Hard to say. It’s about context really. I’ve had some dreadful tasting meals, but sad roadside grease bomb food when there is just no other alternative is often the worst. Or that one time meeting my girlfriend’s parents and they had so badly over-salted the meal that none of us could choke it down but I did my damndest to be polite and make a good impression. That was pretty bad.

Do you have any irrational fears?

No. I’m not afraid of much. Probably should be.

What’s your favourite holiday destination?

Anywhere with my family, really. We don’t get to go many places so I don’t have a lot of experience to pull from, but as long as we’re together we can make any place a good time.

When did you last tell a lie?

I lie to my kids all the time. It’s fun


Many thanks to Eric for his time.

Visit him at his website - ericbeetner.com   

Catch his Writertypespodcast - here

Follow him on Twitter@ericbeetner

and check out his books! Starting with his latest.....


When Samantha awakes she is half buried in bricks and the smoke still swirls in the air. The car bomb didn’t kill her—small miracle. Her unfocused eyes see a figure coming nearer. A shape she recognizes somehow. As the person passes by the orange glow from the car fire’s light, she sees the face. Her face. But how?

The other Samantha stands over her and regards her twin. Something is off about this new face. It is her, sure, but harder somehow. The new Sam turns and walks away, back toward the building she came out of before her car exploded. Back to see the two drug kingpins in the top floor offices. And somehow Samantha knows—back to take the deal she just turned down.

Samantha Whelan is a DEA agent, and not always a straight and narrow one. She’s been taking bribes and doing favors for Calder and Rizzo—twin brothers and big players in narco traffic in southern California—for years. She turned down a deal that night, a deal to make her millions, but it meant killing her fiancé, an assistant district attorney building a case against Calder and Rizzo. And it meant betraying her DEA brethren more deeply than she had so far. It was too much. So Calder and Rizzo tried to blow her up.

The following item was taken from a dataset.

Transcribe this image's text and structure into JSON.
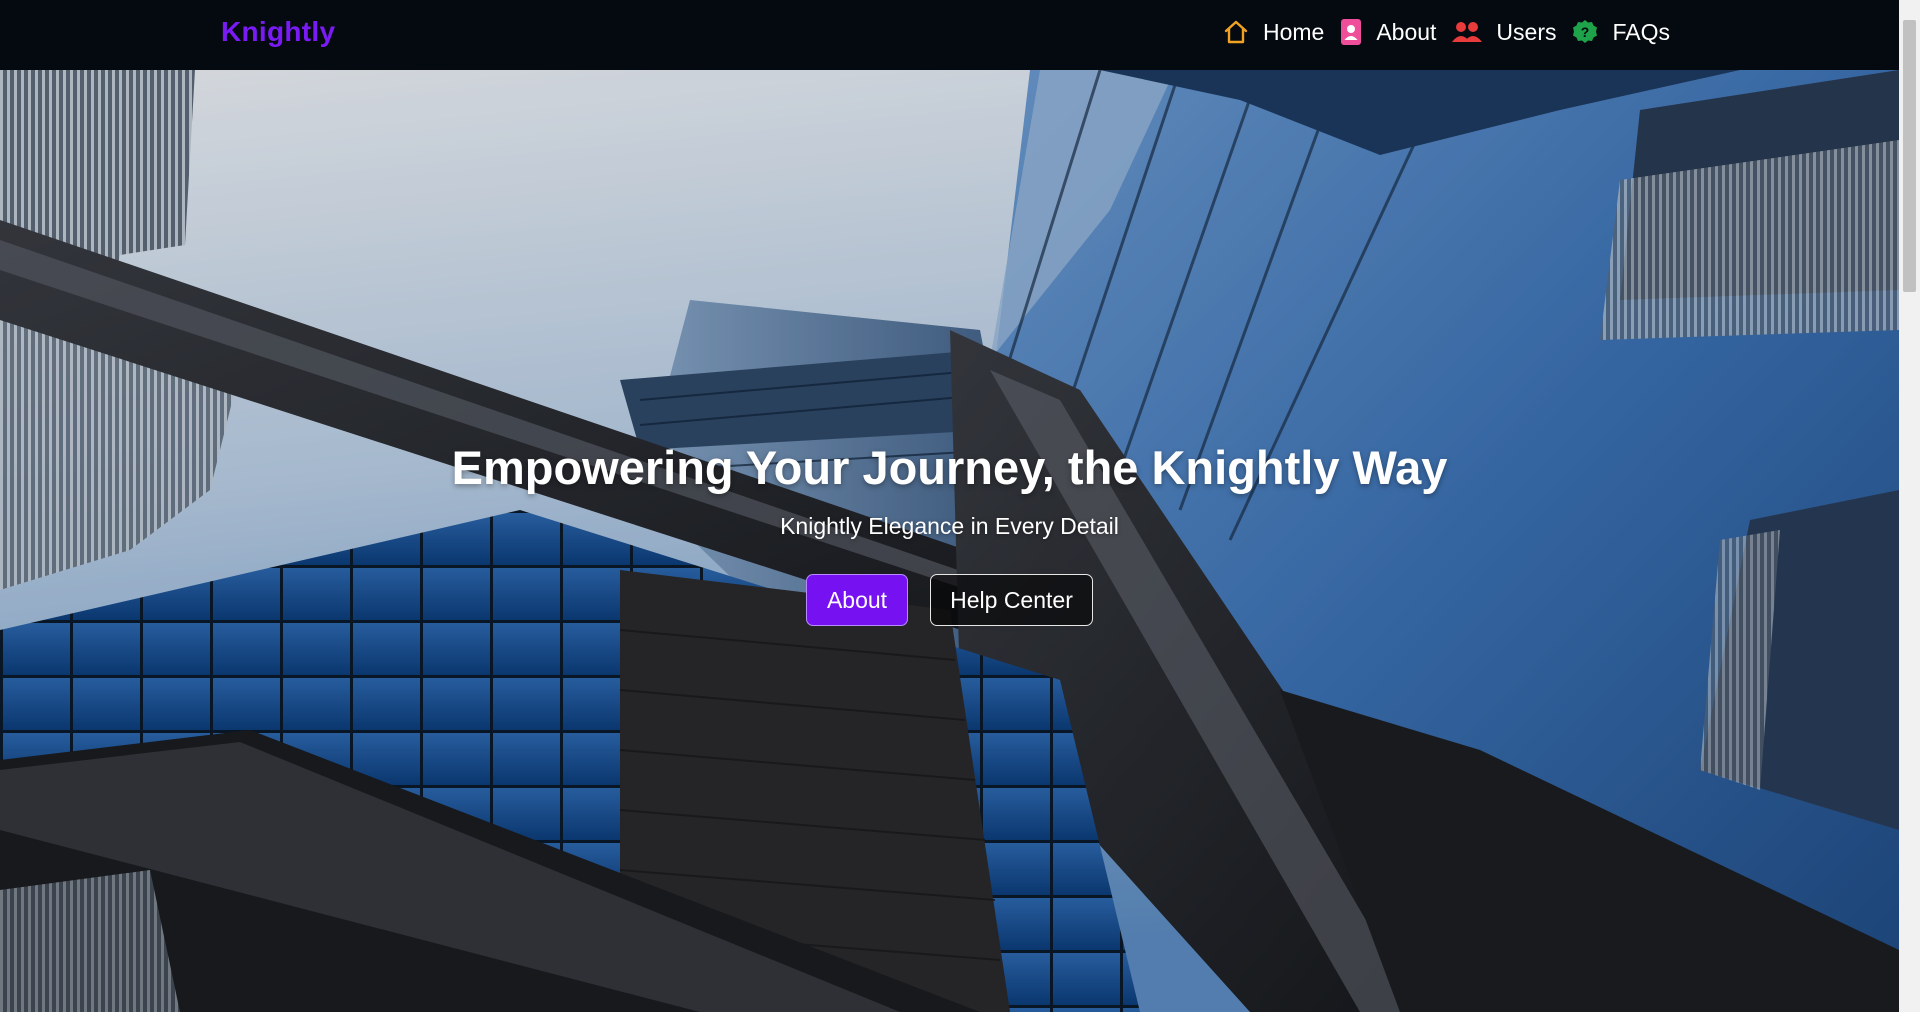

What happened then…she split. Samantha became Samantha and Sam. Two halves of the same person. The good side and the bad side. The two opposing forces living within her for so long were now free to fight it out to see who will win control.

So begins a nightmarish rocket ride for Samantha to save her life and the lives of everyone she holds dear before Sam, her bad half, can burn it to the ground.

Praise for TWO IN THE HEAD:

“Two In the Head is a straight shot between the eyes. A gangbusters plot, punch-drunk pace, and gut-punch action propel this black hearted thriller fr


  1. Thanks for the interview. Eric's a real talent and I'm really looking forward to reading his latest. If there's justice, this will sell and bring his work to the attention of a wider audience.

    1. Glad you enjoyed it Nigel. Agreed - he should be better known.

  2. I always enjoy the chance to get to know a bit about authors. Thanks, both. As another writer with a 'day job,' I respect anyone who balances both careers. I'm an early-rising up-before-the-dawn kind of person myself, but I know what you mean about using those quiet hours to write. Wishing you much success.

    1. Margot, I definitely think you writers are a special breed.

  3. Great interview, Col. But wish you had asked him what kind of vitamins he takes to get all that energy.